## YOUR GOAL
Below is a set of records. Repeat them verbatim without the pictures.

(ENTRIES PROVIDED begins)

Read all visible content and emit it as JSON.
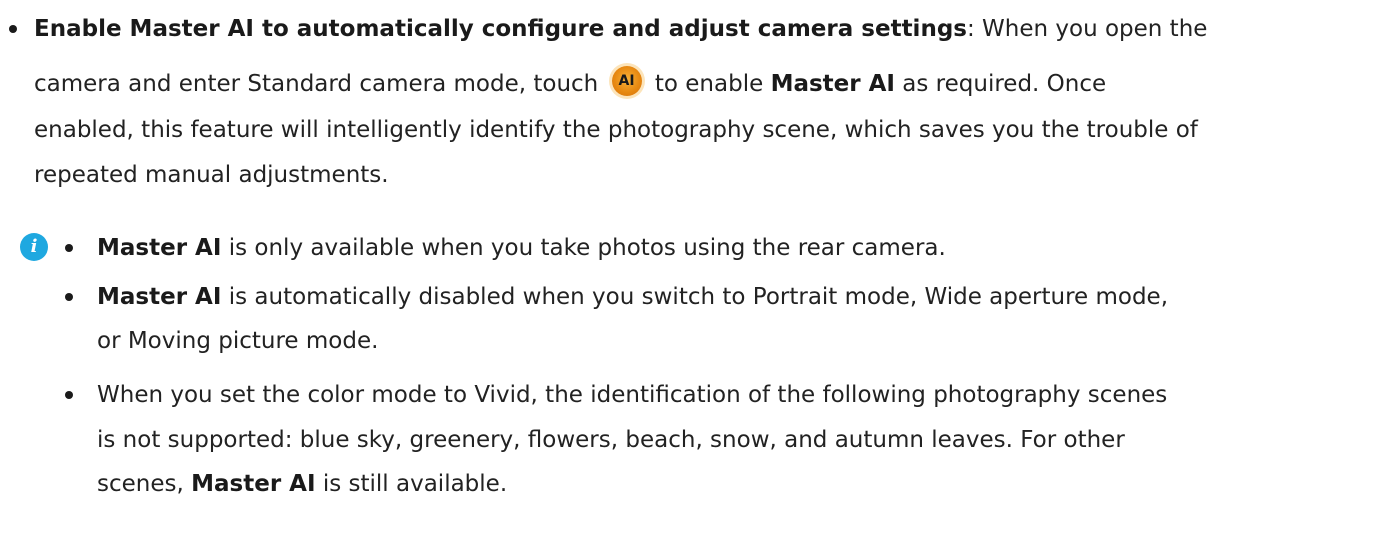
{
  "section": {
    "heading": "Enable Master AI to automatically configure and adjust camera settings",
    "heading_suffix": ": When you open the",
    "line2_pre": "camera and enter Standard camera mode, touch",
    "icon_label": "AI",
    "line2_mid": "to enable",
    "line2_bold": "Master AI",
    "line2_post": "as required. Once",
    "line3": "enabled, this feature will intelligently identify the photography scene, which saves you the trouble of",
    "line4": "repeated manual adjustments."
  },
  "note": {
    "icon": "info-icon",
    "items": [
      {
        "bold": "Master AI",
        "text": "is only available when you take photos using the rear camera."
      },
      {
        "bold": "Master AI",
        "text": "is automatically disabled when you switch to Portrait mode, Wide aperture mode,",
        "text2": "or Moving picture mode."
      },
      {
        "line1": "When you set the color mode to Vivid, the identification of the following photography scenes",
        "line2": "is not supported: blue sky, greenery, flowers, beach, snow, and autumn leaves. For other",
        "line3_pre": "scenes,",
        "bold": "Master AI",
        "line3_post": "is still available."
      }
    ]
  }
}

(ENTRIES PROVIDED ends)

## RESPONSE AREA
Read all visible content and emit it as JSON.
{
  "section": {
    "heading": "Enable Master AI to automatically configure and adjust camera settings",
    "heading_suffix": ": When you open the",
    "line2_pre": "camera and enter Standard camera mode, touch",
    "icon_label": "AI",
    "line2_mid": "to enable",
    "line2_bold": "Master AI",
    "line2_post": "as required. Once",
    "line3": "enabled, this feature will intelligently identify the photography scene, which saves you the trouble of",
    "line4": "repeated manual adjustments."
  },
  "note": {
    "icon": "info-icon",
    "items": [
      {
        "bold": "Master AI",
        "text": "is only available when you take photos using the rear camera."
      },
      {
        "bold": "Master AI",
        "text": "is automatically disabled when you switch to Portrait mode, Wide aperture mode,",
        "text2": "or Moving picture mode."
      },
      {
        "line1": "When you set the color mode to Vivid, the identification of the following photography scenes",
        "line2": "is not supported: blue sky, greenery, flowers, beach, snow, and autumn leaves. For other",
        "line3_pre": "scenes,",
        "bold": "Master AI",
        "line3_post": "is still available."
      }
    ]
  }
}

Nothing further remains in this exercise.